ENTRIES PROVIDED START

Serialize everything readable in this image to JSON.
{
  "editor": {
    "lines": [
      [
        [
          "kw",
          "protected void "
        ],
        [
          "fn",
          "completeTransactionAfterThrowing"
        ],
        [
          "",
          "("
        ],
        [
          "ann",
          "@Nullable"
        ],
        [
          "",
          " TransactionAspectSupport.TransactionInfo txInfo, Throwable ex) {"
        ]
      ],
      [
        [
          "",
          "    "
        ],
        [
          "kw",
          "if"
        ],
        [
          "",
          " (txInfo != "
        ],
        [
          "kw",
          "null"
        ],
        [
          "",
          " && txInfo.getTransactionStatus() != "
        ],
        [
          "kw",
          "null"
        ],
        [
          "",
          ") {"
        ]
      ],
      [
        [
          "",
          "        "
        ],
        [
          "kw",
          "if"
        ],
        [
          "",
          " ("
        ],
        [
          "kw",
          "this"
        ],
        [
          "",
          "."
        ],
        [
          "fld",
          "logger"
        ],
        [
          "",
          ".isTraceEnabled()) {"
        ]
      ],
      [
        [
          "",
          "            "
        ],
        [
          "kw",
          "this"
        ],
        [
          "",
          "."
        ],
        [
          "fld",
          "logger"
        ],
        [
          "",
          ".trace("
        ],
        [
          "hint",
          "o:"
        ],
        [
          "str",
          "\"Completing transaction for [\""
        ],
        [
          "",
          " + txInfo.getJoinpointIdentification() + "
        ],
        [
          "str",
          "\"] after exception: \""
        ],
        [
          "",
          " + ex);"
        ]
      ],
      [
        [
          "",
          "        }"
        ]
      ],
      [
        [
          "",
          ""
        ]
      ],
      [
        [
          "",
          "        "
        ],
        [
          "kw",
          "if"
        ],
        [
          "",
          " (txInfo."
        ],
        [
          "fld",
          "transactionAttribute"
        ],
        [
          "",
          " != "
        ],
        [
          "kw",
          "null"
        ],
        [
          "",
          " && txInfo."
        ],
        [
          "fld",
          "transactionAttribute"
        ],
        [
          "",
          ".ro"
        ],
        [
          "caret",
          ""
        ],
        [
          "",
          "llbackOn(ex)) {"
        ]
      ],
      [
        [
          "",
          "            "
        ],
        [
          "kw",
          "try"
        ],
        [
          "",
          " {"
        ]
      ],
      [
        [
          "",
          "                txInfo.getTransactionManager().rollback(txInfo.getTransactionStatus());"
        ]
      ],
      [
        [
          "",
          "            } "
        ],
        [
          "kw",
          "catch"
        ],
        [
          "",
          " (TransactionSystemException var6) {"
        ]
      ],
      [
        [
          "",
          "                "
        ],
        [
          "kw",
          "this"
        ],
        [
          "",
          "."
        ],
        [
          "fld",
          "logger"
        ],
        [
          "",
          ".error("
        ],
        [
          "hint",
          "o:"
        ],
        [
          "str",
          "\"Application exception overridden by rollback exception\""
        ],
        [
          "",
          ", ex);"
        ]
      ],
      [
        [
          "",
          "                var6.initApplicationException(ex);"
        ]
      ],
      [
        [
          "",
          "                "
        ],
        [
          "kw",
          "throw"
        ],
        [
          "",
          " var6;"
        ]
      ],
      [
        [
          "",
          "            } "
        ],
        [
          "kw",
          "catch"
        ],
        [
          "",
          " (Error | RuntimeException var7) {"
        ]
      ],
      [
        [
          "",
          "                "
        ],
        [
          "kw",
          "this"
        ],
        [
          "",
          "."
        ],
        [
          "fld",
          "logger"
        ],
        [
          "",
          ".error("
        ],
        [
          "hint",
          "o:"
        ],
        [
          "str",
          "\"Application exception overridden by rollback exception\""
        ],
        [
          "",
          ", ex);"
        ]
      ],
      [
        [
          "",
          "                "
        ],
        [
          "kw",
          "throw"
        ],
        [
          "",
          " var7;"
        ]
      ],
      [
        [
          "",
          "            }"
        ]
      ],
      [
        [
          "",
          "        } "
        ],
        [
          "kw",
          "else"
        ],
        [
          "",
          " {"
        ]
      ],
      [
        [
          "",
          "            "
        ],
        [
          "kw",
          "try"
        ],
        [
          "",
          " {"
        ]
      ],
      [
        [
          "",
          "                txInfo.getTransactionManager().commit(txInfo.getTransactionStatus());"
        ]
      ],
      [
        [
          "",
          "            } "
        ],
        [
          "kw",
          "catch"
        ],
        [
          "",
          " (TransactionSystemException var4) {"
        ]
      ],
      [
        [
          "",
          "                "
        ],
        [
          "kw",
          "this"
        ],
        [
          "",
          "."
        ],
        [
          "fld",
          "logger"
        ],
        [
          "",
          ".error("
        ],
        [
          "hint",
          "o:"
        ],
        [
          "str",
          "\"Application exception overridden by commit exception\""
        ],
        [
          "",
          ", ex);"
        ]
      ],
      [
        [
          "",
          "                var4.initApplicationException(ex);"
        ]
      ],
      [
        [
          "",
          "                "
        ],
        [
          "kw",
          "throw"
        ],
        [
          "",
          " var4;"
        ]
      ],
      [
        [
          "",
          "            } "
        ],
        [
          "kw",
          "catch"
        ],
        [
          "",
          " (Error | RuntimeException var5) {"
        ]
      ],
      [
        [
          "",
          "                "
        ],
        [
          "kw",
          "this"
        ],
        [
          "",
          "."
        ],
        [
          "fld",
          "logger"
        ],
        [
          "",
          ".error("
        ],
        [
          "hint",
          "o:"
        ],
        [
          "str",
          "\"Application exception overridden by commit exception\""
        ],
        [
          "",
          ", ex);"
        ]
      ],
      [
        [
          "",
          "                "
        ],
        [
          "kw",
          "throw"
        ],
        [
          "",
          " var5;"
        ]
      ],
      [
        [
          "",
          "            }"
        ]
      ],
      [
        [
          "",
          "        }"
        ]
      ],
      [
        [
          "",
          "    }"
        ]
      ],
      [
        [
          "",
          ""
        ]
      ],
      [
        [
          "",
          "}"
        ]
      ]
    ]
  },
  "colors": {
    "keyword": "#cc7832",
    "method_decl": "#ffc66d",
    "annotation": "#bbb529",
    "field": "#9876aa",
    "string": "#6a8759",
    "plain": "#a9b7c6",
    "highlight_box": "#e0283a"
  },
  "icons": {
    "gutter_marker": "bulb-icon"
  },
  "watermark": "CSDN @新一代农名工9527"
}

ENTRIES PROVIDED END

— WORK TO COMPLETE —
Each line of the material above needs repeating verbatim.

— SOLUTION TO THIS EXERCISE —
Serialize everything readable in this image to JSON.
{
  "editor": {
    "lines": [
      [
        [
          "kw",
          "protected void "
        ],
        [
          "fn",
          "completeTransactionAfterThrowing"
        ],
        [
          "",
          "("
        ],
        [
          "ann",
          "@Nullable"
        ],
        [
          "",
          " TransactionAspectSupport.TransactionInfo txInfo, Throwable ex) {"
        ]
      ],
      [
        [
          "",
          "    "
        ],
        [
          "kw",
          "if"
        ],
        [
          "",
          " (txInfo != "
        ],
        [
          "kw",
          "null"
        ],
        [
          "",
          " && txInfo.getTransactionStatus() != "
        ],
        [
          "kw",
          "null"
        ],
        [
          "",
          ") {"
        ]
      ],
      [
        [
          "",
          "        "
        ],
        [
          "kw",
          "if"
        ],
        [
          "",
          " ("
        ],
        [
          "kw",
          "this"
        ],
        [
          "",
          "."
        ],
        [
          "fld",
          "logger"
        ],
        [
          "",
          ".isTraceEnabled()) {"
        ]
      ],
      [
        [
          "",
          "            "
        ],
        [
          "kw",
          "this"
        ],
        [
          "",
          "."
        ],
        [
          "fld",
          "logger"
        ],
        [
          "",
          ".trace("
        ],
        [
          "hint",
          "o:"
        ],
        [
          "str",
          "\"Completing transaction for [\""
        ],
        [
          "",
          " + txInfo.getJoinpointIdentification() + "
        ],
        [
          "str",
          "\"] after exception: \""
        ],
        [
          "",
          " + ex);"
        ]
      ],
      [
        [
          "",
          "        }"
        ]
      ],
      [
        [
          "",
          ""
        ]
      ],
      [
        [
          "",
          "        "
        ],
        [
          "kw",
          "if"
        ],
        [
          "",
          " (txInfo."
        ],
        [
          "fld",
          "transactionAttribute"
        ],
        [
          "",
          " != "
        ],
        [
          "kw",
          "null"
        ],
        [
          "",
          " && txInfo."
        ],
        [
          "fld",
          "transactionAttribute"
        ],
        [
          "",
          ".ro"
        ],
        [
          "caret",
          ""
        ],
        [
          "",
          "llbackOn(ex)) {"
        ]
      ],
      [
        [
          "",
          "            "
        ],
        [
          "kw",
          "try"
        ],
        [
          "",
          " {"
        ]
      ],
      [
        [
          "",
          "                txInfo.getTransactionManager().rollback(txInfo.getTransactionStatus());"
        ]
      ],
      [
        [
          "",
          "            } "
        ],
        [
          "kw",
          "catch"
        ],
        [
          "",
          " (TransactionSystemException var6) {"
        ]
      ],
      [
        [
          "",
          "                "
        ],
        [
          "kw",
          "this"
        ],
        [
          "",
          "."
        ],
        [
          "fld",
          "logger"
        ],
        [
          "",
          ".error("
        ],
        [
          "hint",
          "o:"
        ],
        [
          "str",
          "\"Application exception overridden by rollback exception\""
        ],
        [
          "",
          ", ex);"
        ]
      ],
      [
        [
          "",
          "                var6.initApplicationException(ex);"
        ]
      ],
      [
        [
          "",
          "                "
        ],
        [
          "kw",
          "throw"
        ],
        [
          "",
          " var6;"
        ]
      ],
      [
        [
          "",
          "            } "
        ],
        [
          "kw",
          "catch"
        ],
        [
          "",
          " (Error | RuntimeException var7) {"
        ]
      ],
      [
        [
          "",
          "                "
        ],
        [
          "kw",
          "this"
        ],
        [
          "",
          "."
        ],
        [
          "fld",
          "logger"
        ],
        [
          "",
          ".error("
        ],
        [
          "hint",
          "o:"
        ],
        [
          "str",
          "\"Application exception overridden by rollback exception\""
        ],
        [
          "",
          ", ex);"
        ]
      ],
      [
        [
          "",
          "                "
        ],
        [
          "kw",
          "throw"
        ],
        [
          "",
          " var7;"
        ]
      ],
      [
        [
          "",
          "            }"
        ]
      ],
      [
        [
          "",
          "        } "
        ],
        [
          "kw",
          "else"
        ],
        [
          "",
          " {"
        ]
      ],
      [
        [
          "",
          "            "
        ],
        [
          "kw",
          "try"
        ],
        [
          "",
          " {"
        ]
      ],
      [
        [
          "",
          "                txInfo.getTransactionManager().commit(txInfo.getTransactionStatus());"
        ]
      ],
      [
        [
          "",
          "            } "
        ],
        [
          "kw",
          "catch"
        ],
        [
          "",
          " (TransactionSystemException var4) {"
        ]
      ],
      [
        [
          "",
          "                "
        ],
        [
          "kw",
          "this"
        ],
        [
          "",
          "."
        ],
        [
          "fld",
          "logger"
        ],
        [
          "",
          ".error("
        ],
        [
          "hint",
          "o:"
        ],
        [
          "str",
          "\"Application exception overridden by commit exception\""
        ],
        [
          "",
          ", ex);"
        ]
      ],
      [
        [
          "",
          "                var4.initApplicationException(ex);"
        ]
      ],
      [
        [
          "",
          "                "
        ],
        [
          "kw",
          "throw"
        ],
        [
          "",
          " var4;"
        ]
      ],
      [
        [
          "",
          "            } "
        ],
        [
          "kw",
          "catch"
        ],
        [
          "",
          " (Error | RuntimeException var5) {"
        ]
      ],
      [
        [
          "",
          "                "
        ],
        [
          "kw",
          "this"
        ],
        [
          "",
          "."
        ],
        [
          "fld",
          "logger"
        ],
        [
          "",
          ".error("
        ],
        [
          "hint",
          "o:"
        ],
        [
          "str",
          "\"Application exception overridden by commit exception\""
        ],
        [
          "",
          ", ex);"
        ]
      ],
      [
        [
          "",
          "                "
        ],
        [
          "kw",
          "throw"
        ],
        [
          "",
          " var5;"
        ]
      ],
      [
        [
          "",
          "            }"
        ]
      ],
      [
        [
          "",
          "        }"
        ]
      ],
      [
        [
          "",
          "    }"
        ]
      ],
      [
        [
          "",
          ""
        ]
      ],
      [
        [
          "",
          "}"
        ]
      ]
    ]
  },
  "colors": {
    "keyword": "#cc7832",
    "method_decl": "#ffc66d",
    "annotation": "#bbb529",
    "field": "#9876aa",
    "string": "#6a8759",
    "plain": "#a9b7c6",
    "highlight_box": "#e0283a"
  },
  "icons": {
    "gutter_marker": "bulb-icon"
  },
  "watermark": "CSDN @新一代农名工9527"
}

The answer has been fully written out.